### Example

**Estimate the First Digit:**Determine the nearest perfect square that is less than or equal to the first two or three digits of the number. For example, for 23409, consider 234. The nearest perfect square is 15² = 2251 So, the estimate for the first digit is 15.**Subtract and Form New Number:**Subtract 22500 (which is 15²×100) from 23409. This leaves 909.**Divide and Find Second Digit:**Double 15 to get 30. Add a digit 𝑥 to 30 and find 𝑥 such that (30𝑥×𝑥) is less than or equal to 909. Here, 303×3 = 909, so the next digit is 3.**Combine Digits:**The approximate square root of 23409 is 153.

## More About on Square Root

## Examples for Square Root Tricks

### Example 1: 15225

**Pair the Digits:**

Group the digits from right to left: 15 and 225.**Match the Unit Digit:**

The number ends with 5, so the possible unit digit of its square root is also 5.**Consider the First Group:**

Take the first group of three digits, which is 15.**Determine the Range of Squares:**

1515 lies between the squares 9 (from 3² = 9) and 1616 (from 4² = 16), so the tens digit is 3.**Unique Unit Digits:**

Since the unit digit is 5, it’s directly taken from Step 2.**Estimated Square Root:**

The square root is 35 because 35²=1225

### Example 2: 21316

**Pair the Digits:**

Group the digits: 21 and 316.**Match the Unit Digit:**

The number ends with 6, so possible unit digits are 4 or 6.**Consider the First Group:**

Take the first group of three digits, 21.**Determine the Range of Squares:**
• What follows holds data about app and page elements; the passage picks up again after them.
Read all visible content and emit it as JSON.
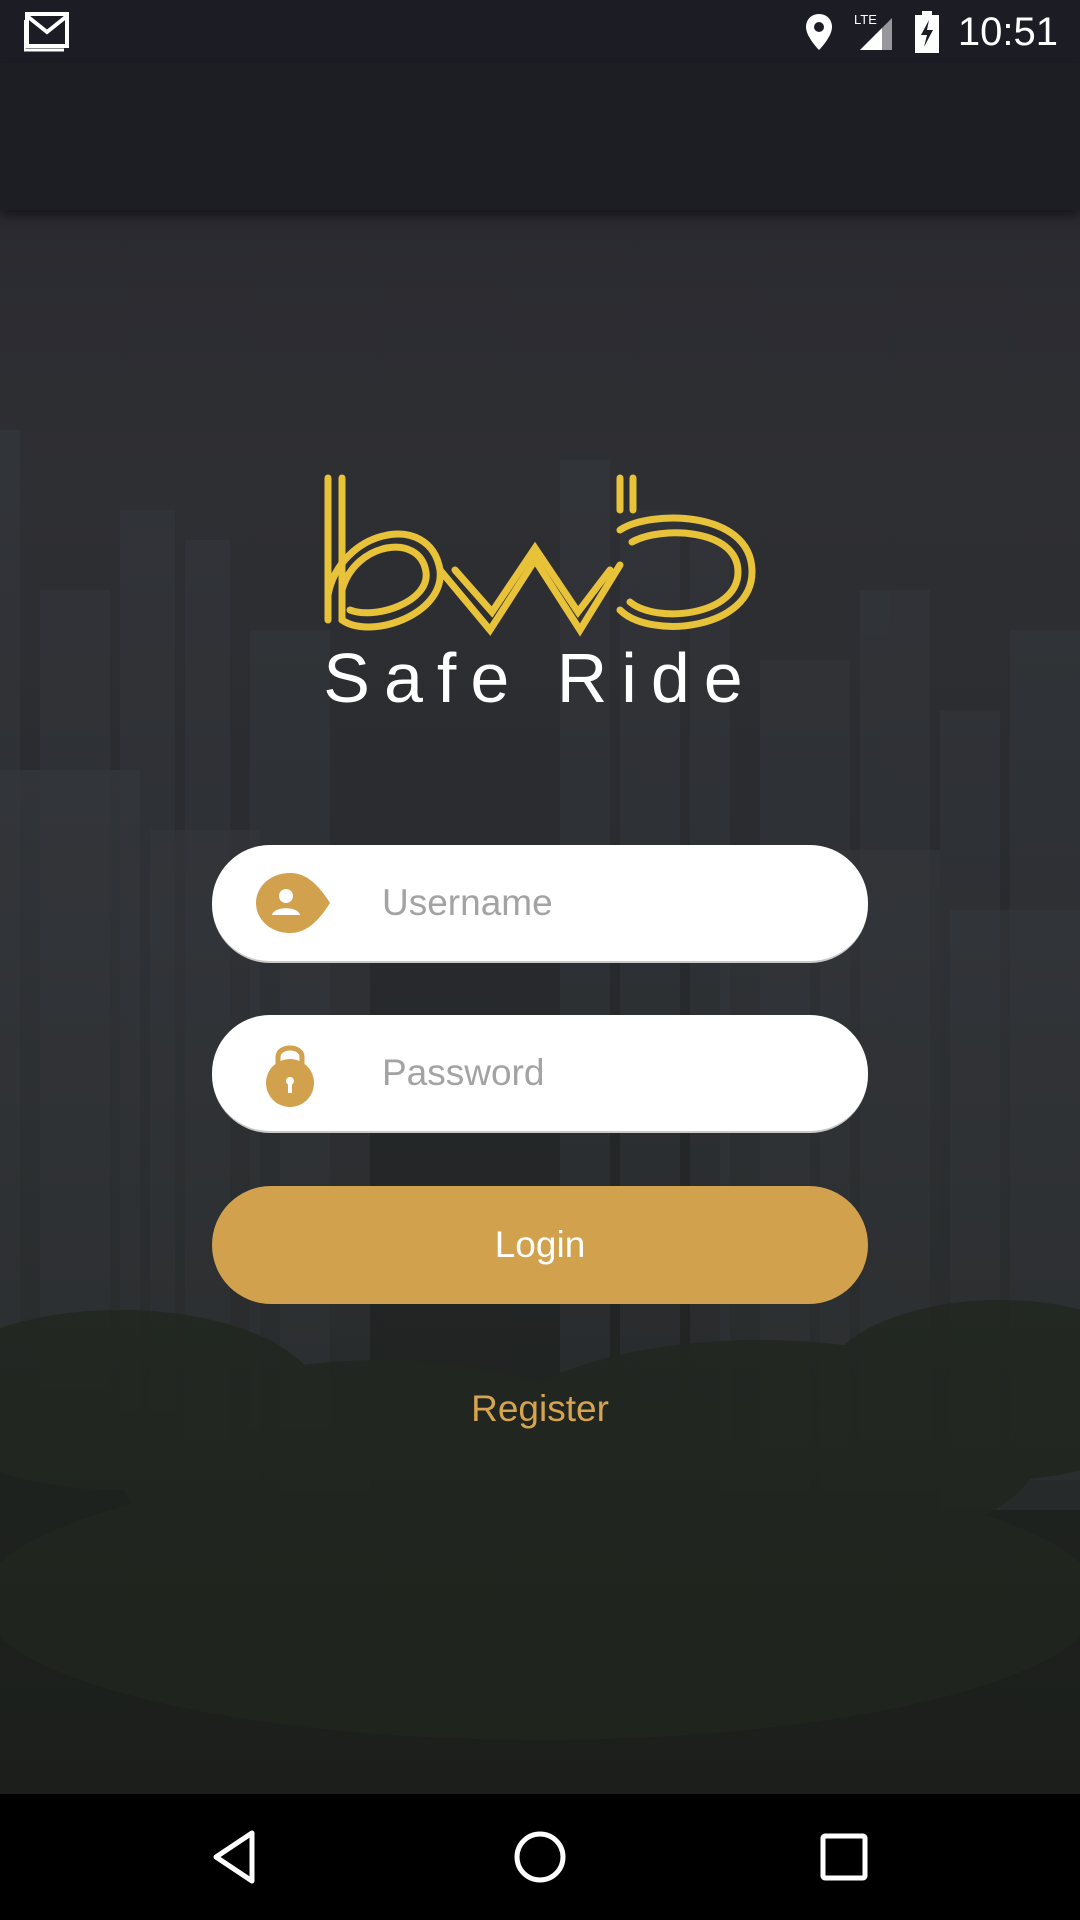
{
  "status_bar": {
    "time": "10:51",
    "network": "LTE",
    "icons": [
      "gmail-icon",
      "location-icon",
      "signal-icon",
      "battery-charging-icon"
    ]
  },
  "logo": {
    "brand_text": "Safe Ride",
    "mark": "bwb"
  },
  "form": {
    "username_placeholder": "Username",
    "password_placeholder": "Password",
    "login_label": "Login",
    "register_label": "Register"
  },
  "nav_bar": {
    "icons": [
      "back-icon",
      "home-icon",
      "recents-icon"
    ]
  },
  "colors": {
    "accent": "#d1a14d",
    "link": "#d6a450",
    "logo_gold": "#e8c239",
    "field_bg": "#ffffff",
    "placeholder": "#a3a3a3",
    "app_bar": "#1d1d24"
  }
}
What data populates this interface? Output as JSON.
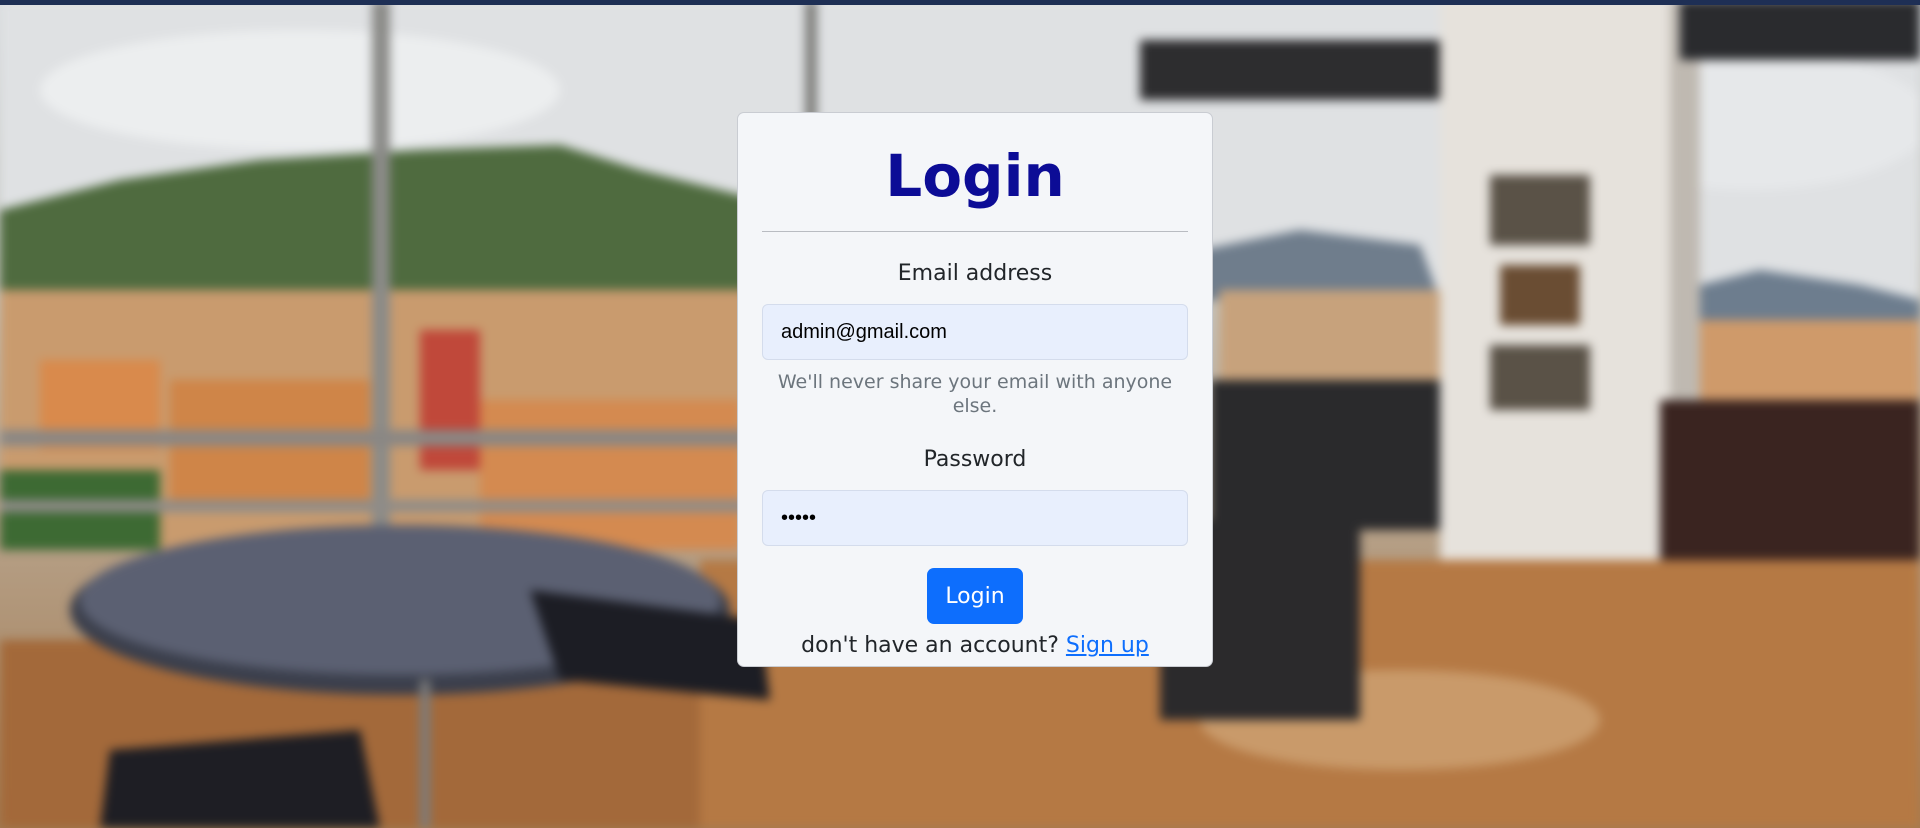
{
  "colors": {
    "title": "#0c0c96",
    "button": "#0d6efd",
    "link": "#0d6efd",
    "input_bg": "#e8effd",
    "card_bg": "#f4f6f9"
  },
  "login_card": {
    "title": "Login",
    "email_label": "Email address",
    "email_value": "admin@gmail.com",
    "email_help": "We'll never share your email with anyone else.",
    "password_label": "Password",
    "password_value": "•••••",
    "submit_label": "Login",
    "signup_prompt": "don't have an account?",
    "signup_link": "Sign up"
  }
}
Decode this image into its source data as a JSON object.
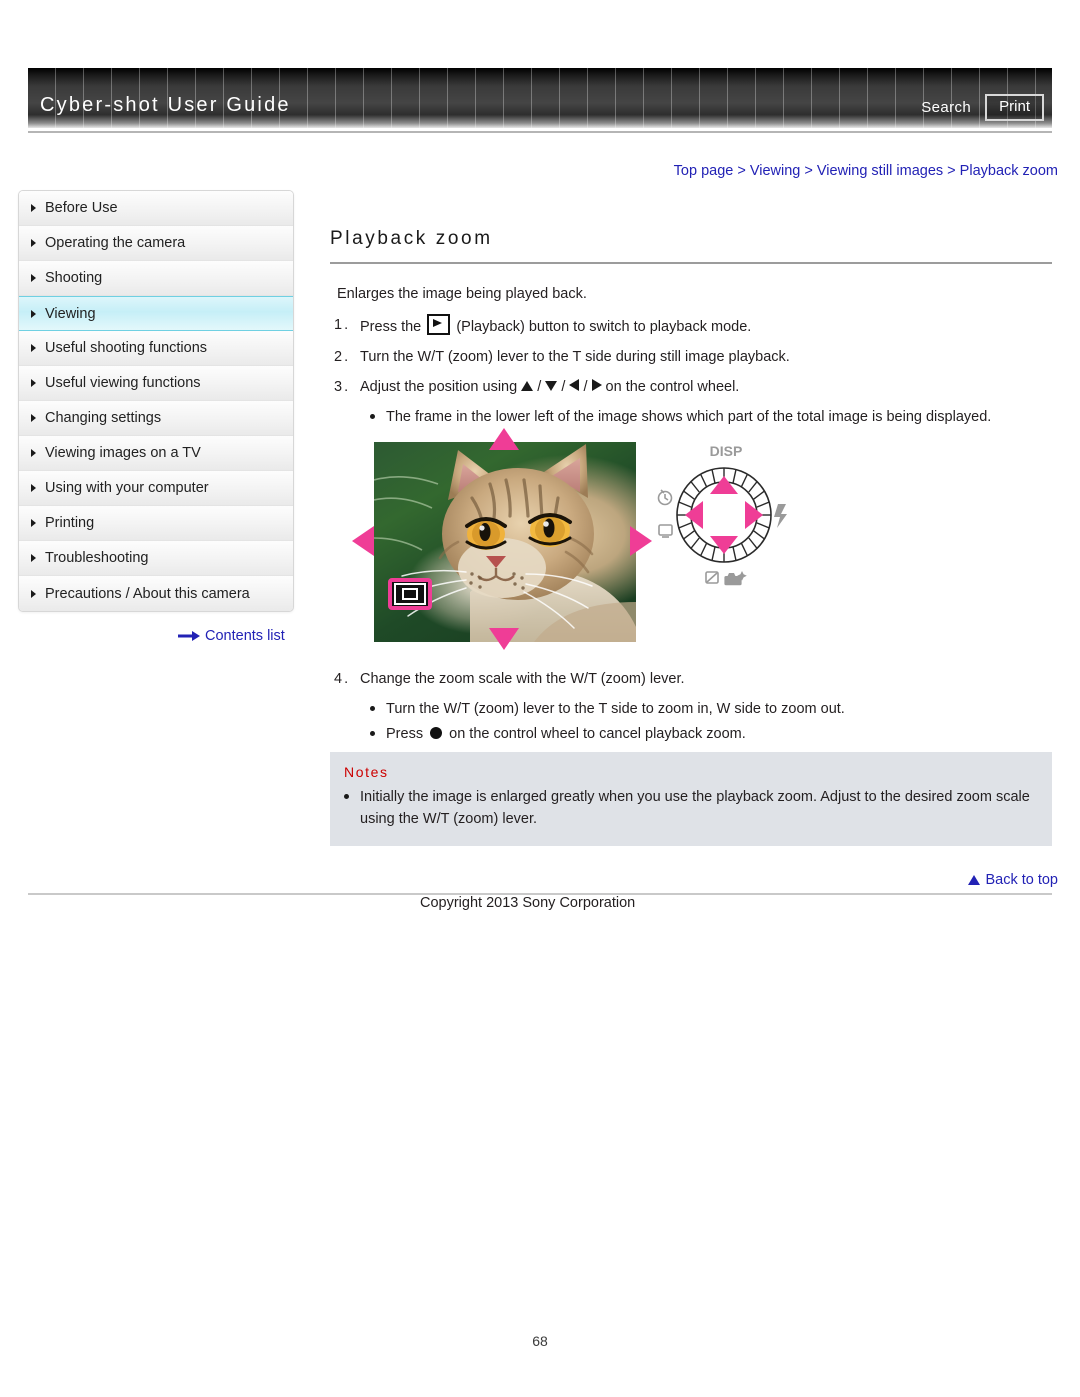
{
  "header": {
    "title": "Cyber-shot User Guide",
    "search_label": "Search",
    "print_label": "Print"
  },
  "sidebar": {
    "items": [
      {
        "label": "Before Use",
        "active": false
      },
      {
        "label": "Operating the camera",
        "active": false
      },
      {
        "label": "Shooting",
        "active": false
      },
      {
        "label": "Viewing",
        "active": true
      },
      {
        "label": "Useful shooting functions",
        "active": false
      },
      {
        "label": "Useful viewing functions",
        "active": false
      },
      {
        "label": "Changing settings",
        "active": false
      },
      {
        "label": "Viewing images on a TV",
        "active": false
      },
      {
        "label": "Using with your computer",
        "active": false
      },
      {
        "label": "Printing",
        "active": false
      },
      {
        "label": "Troubleshooting",
        "active": false
      },
      {
        "label": "Precautions / About this camera",
        "active": false
      }
    ],
    "contents_link": "Contents list"
  },
  "main": {
    "breadcrumb": "Top page > Viewing > Viewing still images > Playback zoom",
    "title": "Playback zoom",
    "intro": "Enlarges the image being played back.",
    "steps": [
      {
        "number": "1.",
        "pre": "Press the",
        "icon": "playback-button-icon",
        "post": "(Playback) button to switch to playback mode."
      },
      {
        "number": "2.",
        "pre": "Turn the W/T (zoom) lever to the T side during still image playback.",
        "icon": "",
        "post": ""
      },
      {
        "number": "3.",
        "pre": "Adjust the position using",
        "icon": "direction-triangles",
        "post": "on the control wheel."
      }
    ],
    "step3_bullet": "The frame in the lower left of the image shows which part of the total image is being displayed.",
    "step4": {
      "number": "4.",
      "text": "Change the zoom scale with the W/T (zoom) lever.",
      "bullets": [
        {
          "pre": "Turn the W/T (zoom) lever to the T side to zoom in, W side to zoom out.",
          "icon": "",
          "post": ""
        },
        {
          "pre": "Press",
          "icon": "center-button-icon",
          "post": "on the control wheel to cancel playback zoom."
        }
      ]
    }
  },
  "figure": {
    "photo_alt": "playback-zoom-cat-photo",
    "frame_indicator": "position-frame-indicator",
    "wheel": {
      "disp_label": "DISP",
      "icons": [
        "self-timer-icon",
        "burst-mode-icon",
        "flash-icon",
        "exposure-icon",
        "photo-creativity-icon"
      ]
    }
  },
  "notes": {
    "title": "Notes",
    "items": [
      "Initially the image is enlarged greatly when you use the playback zoom. Adjust to the desired zoom scale using the W/T (zoom) lever."
    ]
  },
  "footer": {
    "back_to_top": "Back to top",
    "copyright": "Copyright 2013 Sony Corporation",
    "page_number": "68"
  },
  "colors": {
    "link": "#2222b5",
    "accent_pink": "#ef3d96",
    "notes_bg": "#dfe2e7",
    "notes_title": "#cc0000",
    "active_nav": "#c6eff7"
  }
}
21 lies between the squares 16 (from 4² = 16) and 25 (from 5² = 25), so the tens digit is 4.**Find Units Digit:**

Multiply 4×5 = 20, which is less than or equal to 21, so the unit digit is 6.**Estimated Square Root:**

The square root is 46.

## FAQs

## Why do we pair the digits from right to left when estimating square roots?

Pairing the digits from right to left helps in visualizing and separating the whole number and fractional parts of the number, which is crucial for accurately estimating square roots. It allows you to work with the digits in manageable chunks.

## How does matching the unit digit with the chart help in estimating the square root?

Matching the unit digit with a square root chart helps narrow down possible values for the square root’s unit digit. The chart leverages patterns in squares of numbers, making it easier to find potential values without calculations.

## Why do we focus on the first group of digits when estimating square roots?

The first group of digits is crucial because it determines the primary range in which the square root lies. Identifying this range provides the tens digit and establishes the general magnitude of the square root.

## How do we determine the tens digit of the square root?

To find the tens digit, identify the two perfect squares between which the first group of digits lies. The lower square’s root represents the tens digit, as it is closest to the number but still less than or equal to it.

## Why are 5 and 10 unique when estimating square roots?

The numbers 5 and 10 are unique because their squares are 25 and 100, respectively. This makes their unit digits easy to identify directly, without further calculation, simplifying the estimation process.